When Shared Parental Leave came into force in 2015, even the more experienced Employment Lawyers and HR experts rolled their eyes, scratched their heads and looked a little perplexed.
It’s still pretty complicated stuff.
And it really shouldn’t be. Not only is it complicated to administer, but the take up is only about 1% of those eligible.
So now we are faced with a proposal for new Paternity Leave legislation.
Here at PitStop HQ we are hoping for some less complicated regulations, that make it easy to understand for employees and for businesses alike.
Essentially, eligible employees who are having a baby, adopting a child or having a baby through a surrogacy arrangement can have one or two weeks’ consecutive leave after the birth (or adoption) of the child.
The current rate at which the employer must pay Statutory Paternity Pay is £148.68 a week or 90% of the average weekly earnings (so, in line with Maternity Pay).
Essentially this is Theresa May’s last ditch attempt at leaving a legacy (that isn’t Brexit related). She’s attempting to tackle the gender pay gap with increased paternity leave.
The outline proposal is that the first four weeks of paternity leave would be paid at 90% of the employee’s normal salary. After that there would be 8 weeks of unpaid paternity leave.
The reality is that when leave is unpaid, take up is really low. (We know this because of the low uptake of unpaid Shared Parental Leave and unpaid Parental Leave).
The reality is that most households make their leave and childcare arrangements around decisions of affordability.

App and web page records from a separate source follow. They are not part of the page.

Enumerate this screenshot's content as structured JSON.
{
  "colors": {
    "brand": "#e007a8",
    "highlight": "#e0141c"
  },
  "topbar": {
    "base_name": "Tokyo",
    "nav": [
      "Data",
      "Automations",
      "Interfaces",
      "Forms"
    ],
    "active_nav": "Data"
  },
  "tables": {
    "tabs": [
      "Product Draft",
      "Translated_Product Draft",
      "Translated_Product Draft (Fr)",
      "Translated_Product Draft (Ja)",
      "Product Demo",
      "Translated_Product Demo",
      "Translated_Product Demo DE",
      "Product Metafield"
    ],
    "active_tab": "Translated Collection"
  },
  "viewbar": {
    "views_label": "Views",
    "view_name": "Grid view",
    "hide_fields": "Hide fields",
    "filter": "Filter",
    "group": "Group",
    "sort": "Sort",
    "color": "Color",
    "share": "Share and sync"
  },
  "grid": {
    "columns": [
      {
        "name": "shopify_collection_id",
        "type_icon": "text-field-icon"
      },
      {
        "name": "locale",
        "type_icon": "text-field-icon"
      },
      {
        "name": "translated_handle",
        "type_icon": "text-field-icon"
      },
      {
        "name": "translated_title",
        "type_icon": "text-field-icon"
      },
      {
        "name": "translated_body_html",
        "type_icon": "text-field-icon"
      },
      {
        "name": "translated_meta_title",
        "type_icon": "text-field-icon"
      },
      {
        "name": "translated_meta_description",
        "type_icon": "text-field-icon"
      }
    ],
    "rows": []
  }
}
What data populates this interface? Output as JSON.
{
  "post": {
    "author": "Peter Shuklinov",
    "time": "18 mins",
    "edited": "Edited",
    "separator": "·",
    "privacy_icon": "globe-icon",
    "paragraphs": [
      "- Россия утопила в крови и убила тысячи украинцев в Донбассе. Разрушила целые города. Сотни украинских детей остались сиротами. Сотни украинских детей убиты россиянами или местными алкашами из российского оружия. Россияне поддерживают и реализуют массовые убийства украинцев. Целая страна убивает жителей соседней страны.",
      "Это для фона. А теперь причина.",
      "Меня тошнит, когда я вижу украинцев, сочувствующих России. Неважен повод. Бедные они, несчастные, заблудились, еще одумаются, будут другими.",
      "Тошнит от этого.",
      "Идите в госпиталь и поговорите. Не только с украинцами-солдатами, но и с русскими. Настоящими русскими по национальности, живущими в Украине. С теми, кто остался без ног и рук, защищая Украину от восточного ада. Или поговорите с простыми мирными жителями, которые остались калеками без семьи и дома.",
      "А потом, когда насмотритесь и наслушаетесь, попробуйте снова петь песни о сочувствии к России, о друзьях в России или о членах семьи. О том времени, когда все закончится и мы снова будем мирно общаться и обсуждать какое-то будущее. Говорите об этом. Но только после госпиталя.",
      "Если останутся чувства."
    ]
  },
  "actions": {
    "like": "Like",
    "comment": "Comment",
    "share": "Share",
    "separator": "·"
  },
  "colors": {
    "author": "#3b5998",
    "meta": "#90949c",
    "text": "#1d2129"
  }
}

Most people will save up annual leave and use that instead or as well as Paternity and Parental Leave.
Only time will tell whether additional Paternity Leave will have a positive impact on the gender pay gap.